There is a long line winding its way to Washington, DC. State and municipal governments, private corporations and service providers are queuing for their share of the billions ready to be invested, guaranteed and distributed by the federal government under the American Recovery and Reinvestment Act (ARRA).
The numbers are enticing - $137 billion for infrastructure, $20 billion to modernize health records, $43 billion for energy initiatives. For companies able to provide these services, ARRA represents a lucrative opportunity in an otherwise bleak economy. Along with the funds come an unprecedented level of scrutiny and accountability, creating a unique set of challenges and opportunities that merit dedicated and strategic communications support and resources.
The Obama administration set a high bar for transparency, creating the www.recovery.gov Web site and empowering the Recovery Act Accountability and Transparency Board as overseer. The fact that www.recovery.gov contains details on all ARRA-funded projects, including the names of all participants and subcontractors, as well as weekly and monthly progress reports, is a game changer.

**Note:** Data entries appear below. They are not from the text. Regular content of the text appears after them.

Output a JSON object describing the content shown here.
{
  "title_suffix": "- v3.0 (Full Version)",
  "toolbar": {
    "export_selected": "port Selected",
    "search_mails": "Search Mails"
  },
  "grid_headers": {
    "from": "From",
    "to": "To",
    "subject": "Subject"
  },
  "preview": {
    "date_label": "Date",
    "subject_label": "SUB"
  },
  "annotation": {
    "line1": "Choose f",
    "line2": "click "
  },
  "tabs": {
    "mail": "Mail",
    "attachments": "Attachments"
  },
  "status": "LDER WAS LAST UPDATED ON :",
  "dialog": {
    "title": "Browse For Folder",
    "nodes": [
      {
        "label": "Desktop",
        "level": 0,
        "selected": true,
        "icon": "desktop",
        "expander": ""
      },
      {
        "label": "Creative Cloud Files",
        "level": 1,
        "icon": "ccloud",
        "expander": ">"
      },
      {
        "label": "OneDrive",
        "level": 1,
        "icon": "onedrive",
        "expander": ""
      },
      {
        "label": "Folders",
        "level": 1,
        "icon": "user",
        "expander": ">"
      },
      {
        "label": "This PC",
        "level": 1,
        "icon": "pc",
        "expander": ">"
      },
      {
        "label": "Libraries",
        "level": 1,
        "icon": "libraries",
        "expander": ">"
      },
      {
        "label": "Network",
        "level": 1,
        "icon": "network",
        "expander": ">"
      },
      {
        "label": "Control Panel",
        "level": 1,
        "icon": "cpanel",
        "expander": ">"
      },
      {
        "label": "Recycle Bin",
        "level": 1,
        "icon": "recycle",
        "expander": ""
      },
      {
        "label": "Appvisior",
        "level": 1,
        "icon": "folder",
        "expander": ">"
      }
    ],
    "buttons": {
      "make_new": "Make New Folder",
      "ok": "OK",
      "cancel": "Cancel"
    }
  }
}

By making the information public, the federal agencies responsible for distributing the funds, the state and municipal governments managing the projects and the subcontractors themselves will be under intense scrutiny.
A diverse and motivated group of stakeholders and critics, including watchdogs, unions, the media, the general public and political opponents, will be watching. This scrutiny will have very real implications -- both reputational and financial -- for participating companies.
The good news is that the Memorandum for the Heads of Departments and Agencies provides a clear outline of the type of scrutiny and reporting requirements participants can expect. Understanding the standards allows companies and their counselors to prepare, plan, and manage these to minimize risk and take full advantage of the opportunities. The criteria contained in the Memorandum are meant exclusively for the federal agencies managing the funds but the expectation is that they will apply to all recipients and participants. Companies eager to or already participating in ARRA-funded projects must take into account the following three communications considerations:
Consideration 1: The Procurement Process The federal government is asking agencies to expedite the award process, promote competition to the maximum extent possible, and increase scrutiny for noncompetitive projects. This is an opportunity for new, smaller, and more innovative companies, some of whom may not have government experience, to compete. However, there is also an imperative to select companies with proven track records and an unblemished performance record.
Companies eager to participate must therefore establish credibility in the marketplace and raise their profile among a vast group of stakeholders, beyond just traditional political and procurement personnel. By working with the media, enlisting the support of third-party experts, and engaging with civic and business leaders, companies can showcase their expertise and experience. For foreign providers, it is important to demonstrate their ability to create jobs for Americans in the US, a fundamental objective of ARRA.
Consideration 2: Project Execution For each ARRA-funded project, the agencies responsible are required to: explain the rationale and expected benefits; identify projected and quantifiable outcomes and delivery schedules; provide regular progress reports; and account for how and by whom the money is being spent.
Companies involved in these projects can expect the same level of accountability and should take control of their own message and communicate their involvement and progress.
At the very least, participating companies ought to create a unique section of their Web site, dedicated to tracking their progress and providing updates exclusively on ARRA-funded projects. The site should include companies' own accountability and transparency policies as well as their compliance with all relevant environmental, employment, and procurement requirements, including section 1065 of ARRA - the “Buy American” clause. Further, the site can serve as a forum for answering ARRA-related questions and providing relevant information in partnership with local, state, and federal agencies.
Companies must also communicate clearly and proactively, on their Web site and through the media, around key milestones to demonstrate progress as well as to further position themselves as desirable partners for future projects.
Consideration 3: Managing Risk Given the increased scrutiny and pressure being placed on federal agencies and state and local governments, companies participating in ARRA-funded projects face increased risks. In addition to reporting progress, agencies are required to conduct regular audits and investigations to identify and prevent wasteful spending and minimize fraud, as well as regularly report performance issues with individual recipients. It is not unreasonable to assume that a subcontractor may find itself as the scapegoat, rightly or wrongly, in the event of a major project delay or problem. In light of the highly public nature of ARRA, this could have a significant effect on a company's reputation, business relationships, and, potentially, stock price.
In addition, the federal government has asked agencies to consider alternative forms of contract financing, including structuring agreements to include payment schedules based on defined deliverables and milestones, which, in the event of a delay, could have serious financial repercussions.
Despite the risks, which with the right tools and partners are manageable, ARRA represents a great opportunity for those companies that are able and willing to participate. Companies have a real chance to not just profit in this turbulent economy, but also to create jobs and be a critical participant in a new era of transparency and accountability.
Jack Gutt is a director of Kreab Gavin Anderson Worldwide